The Indian government is sceptical about the way that people are using the end-to-end encrypted messaging services in the country. In a meeting held in Delhi, the threat of “anti-national” people was discussed who used these services to conduct their illegal activities. The officials of the Home Ministry showed disappointment over the way in which the encrypted messaging service was being used in India. The recent arrest of JeM (Jaish-e-Mohammed) terrorists was also addressed in the meeting. The group which was responsible for Nagrota Army camp attack in Jammu and Kashmir admitted that all their activities and planning were carried out over WhatsApp by their handler.
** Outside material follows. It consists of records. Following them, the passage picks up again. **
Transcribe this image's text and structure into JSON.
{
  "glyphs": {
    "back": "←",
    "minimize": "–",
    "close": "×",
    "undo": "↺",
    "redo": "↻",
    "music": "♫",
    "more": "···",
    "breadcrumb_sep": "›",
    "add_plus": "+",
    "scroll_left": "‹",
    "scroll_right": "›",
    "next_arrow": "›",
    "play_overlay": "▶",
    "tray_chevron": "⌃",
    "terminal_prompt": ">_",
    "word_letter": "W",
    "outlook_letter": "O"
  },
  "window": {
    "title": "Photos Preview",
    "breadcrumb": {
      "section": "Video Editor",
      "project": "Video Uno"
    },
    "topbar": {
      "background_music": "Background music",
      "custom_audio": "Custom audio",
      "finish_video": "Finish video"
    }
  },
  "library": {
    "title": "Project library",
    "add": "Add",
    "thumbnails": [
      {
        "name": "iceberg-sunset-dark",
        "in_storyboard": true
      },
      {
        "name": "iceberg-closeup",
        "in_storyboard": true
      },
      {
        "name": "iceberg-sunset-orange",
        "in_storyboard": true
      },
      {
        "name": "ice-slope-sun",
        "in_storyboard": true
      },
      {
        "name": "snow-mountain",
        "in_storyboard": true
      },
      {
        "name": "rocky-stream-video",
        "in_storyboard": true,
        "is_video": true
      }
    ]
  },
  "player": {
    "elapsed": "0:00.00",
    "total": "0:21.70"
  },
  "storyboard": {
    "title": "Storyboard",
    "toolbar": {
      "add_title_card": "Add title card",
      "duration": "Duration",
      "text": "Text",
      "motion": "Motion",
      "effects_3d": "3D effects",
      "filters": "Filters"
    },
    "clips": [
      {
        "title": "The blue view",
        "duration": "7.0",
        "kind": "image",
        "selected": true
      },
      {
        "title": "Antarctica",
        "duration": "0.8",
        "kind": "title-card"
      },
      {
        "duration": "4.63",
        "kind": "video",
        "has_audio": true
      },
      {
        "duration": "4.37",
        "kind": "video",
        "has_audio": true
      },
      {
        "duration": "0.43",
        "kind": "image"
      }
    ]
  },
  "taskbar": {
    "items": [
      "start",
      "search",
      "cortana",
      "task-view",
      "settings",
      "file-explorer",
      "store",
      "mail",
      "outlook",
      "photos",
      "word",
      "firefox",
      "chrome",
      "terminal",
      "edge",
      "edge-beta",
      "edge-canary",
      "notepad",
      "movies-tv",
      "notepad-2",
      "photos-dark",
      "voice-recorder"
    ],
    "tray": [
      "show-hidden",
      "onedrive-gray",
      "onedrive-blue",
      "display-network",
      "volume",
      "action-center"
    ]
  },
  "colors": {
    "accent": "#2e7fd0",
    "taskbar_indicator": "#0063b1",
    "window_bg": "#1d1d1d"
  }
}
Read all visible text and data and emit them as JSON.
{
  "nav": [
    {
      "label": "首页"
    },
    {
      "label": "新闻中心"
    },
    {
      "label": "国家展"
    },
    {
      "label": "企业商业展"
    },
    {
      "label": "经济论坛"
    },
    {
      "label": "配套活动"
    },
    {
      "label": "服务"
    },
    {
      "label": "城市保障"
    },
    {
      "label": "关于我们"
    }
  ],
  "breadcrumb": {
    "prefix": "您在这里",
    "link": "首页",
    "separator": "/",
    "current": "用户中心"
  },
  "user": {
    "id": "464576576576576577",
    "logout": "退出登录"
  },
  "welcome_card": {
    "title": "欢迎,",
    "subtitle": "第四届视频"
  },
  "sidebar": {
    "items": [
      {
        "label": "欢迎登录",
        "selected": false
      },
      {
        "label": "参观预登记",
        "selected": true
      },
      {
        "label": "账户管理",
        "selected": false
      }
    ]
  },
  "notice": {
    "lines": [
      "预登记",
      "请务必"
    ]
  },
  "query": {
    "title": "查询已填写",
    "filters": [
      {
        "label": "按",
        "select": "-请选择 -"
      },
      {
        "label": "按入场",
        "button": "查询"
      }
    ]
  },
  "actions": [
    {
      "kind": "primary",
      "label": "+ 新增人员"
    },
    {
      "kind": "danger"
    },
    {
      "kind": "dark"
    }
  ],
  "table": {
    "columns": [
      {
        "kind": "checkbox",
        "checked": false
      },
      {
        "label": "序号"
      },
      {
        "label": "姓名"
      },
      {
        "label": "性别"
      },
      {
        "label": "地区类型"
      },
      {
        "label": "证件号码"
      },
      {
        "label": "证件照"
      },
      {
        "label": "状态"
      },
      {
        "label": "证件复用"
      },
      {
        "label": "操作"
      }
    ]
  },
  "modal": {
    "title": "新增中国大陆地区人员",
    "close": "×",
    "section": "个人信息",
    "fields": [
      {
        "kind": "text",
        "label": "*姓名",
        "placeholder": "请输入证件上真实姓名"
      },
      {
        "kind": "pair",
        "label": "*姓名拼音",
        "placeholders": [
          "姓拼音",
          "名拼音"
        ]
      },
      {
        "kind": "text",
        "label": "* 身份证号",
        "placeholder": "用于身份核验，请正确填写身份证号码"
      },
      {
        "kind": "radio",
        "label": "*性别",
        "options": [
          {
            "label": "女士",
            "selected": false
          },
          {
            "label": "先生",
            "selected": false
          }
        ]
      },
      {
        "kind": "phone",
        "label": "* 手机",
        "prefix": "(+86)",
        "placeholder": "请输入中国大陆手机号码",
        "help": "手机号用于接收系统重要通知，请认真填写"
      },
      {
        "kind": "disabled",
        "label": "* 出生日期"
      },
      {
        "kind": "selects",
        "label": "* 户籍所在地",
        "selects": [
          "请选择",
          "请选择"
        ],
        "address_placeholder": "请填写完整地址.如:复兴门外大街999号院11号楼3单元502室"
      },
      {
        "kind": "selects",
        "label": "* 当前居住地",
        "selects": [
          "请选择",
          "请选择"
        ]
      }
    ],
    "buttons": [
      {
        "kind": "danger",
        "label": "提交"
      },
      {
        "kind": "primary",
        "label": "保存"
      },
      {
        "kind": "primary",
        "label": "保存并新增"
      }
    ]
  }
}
This was another reason for the officials to be enraged.
Other authorities including Ministry of Electronics and Information Technology, security agencies and the Police also voiced concerns regarding the same and agreed on the statement that WhatsApp is the “preferred medium of communication for anti-national forces.” In this meeting, the authorities showed common leniency towards monitoring these social media apps including WhatsApp. This news was reported by Times of India.
However, despite the attempts by Indian security agencies, the end-to-end encryption which hides the messages between two people from middle extractors is proving to be a hard task to nail. Indian government is also contemplating a move on the lines of Middle Eastern countries who have already banned WhatsApp voice and video calling.
Specially in the time of growing unrest, where Facebook being WhatsApp’s parent company is being questioned about its promises of users’ data security, this becomes an issue of grave importance. Seeing this scenario, it is likely that the PIL will be dismissed in the Supreme Court in a similar way like it was done in the year 2016.
Arpit spends his day closely following the telecom and tech industry. A music connoisseur and a night owl, he also takes a deep interest in the Indian technology start-up scene and spends rest of his time spilling poetry and stories on paper.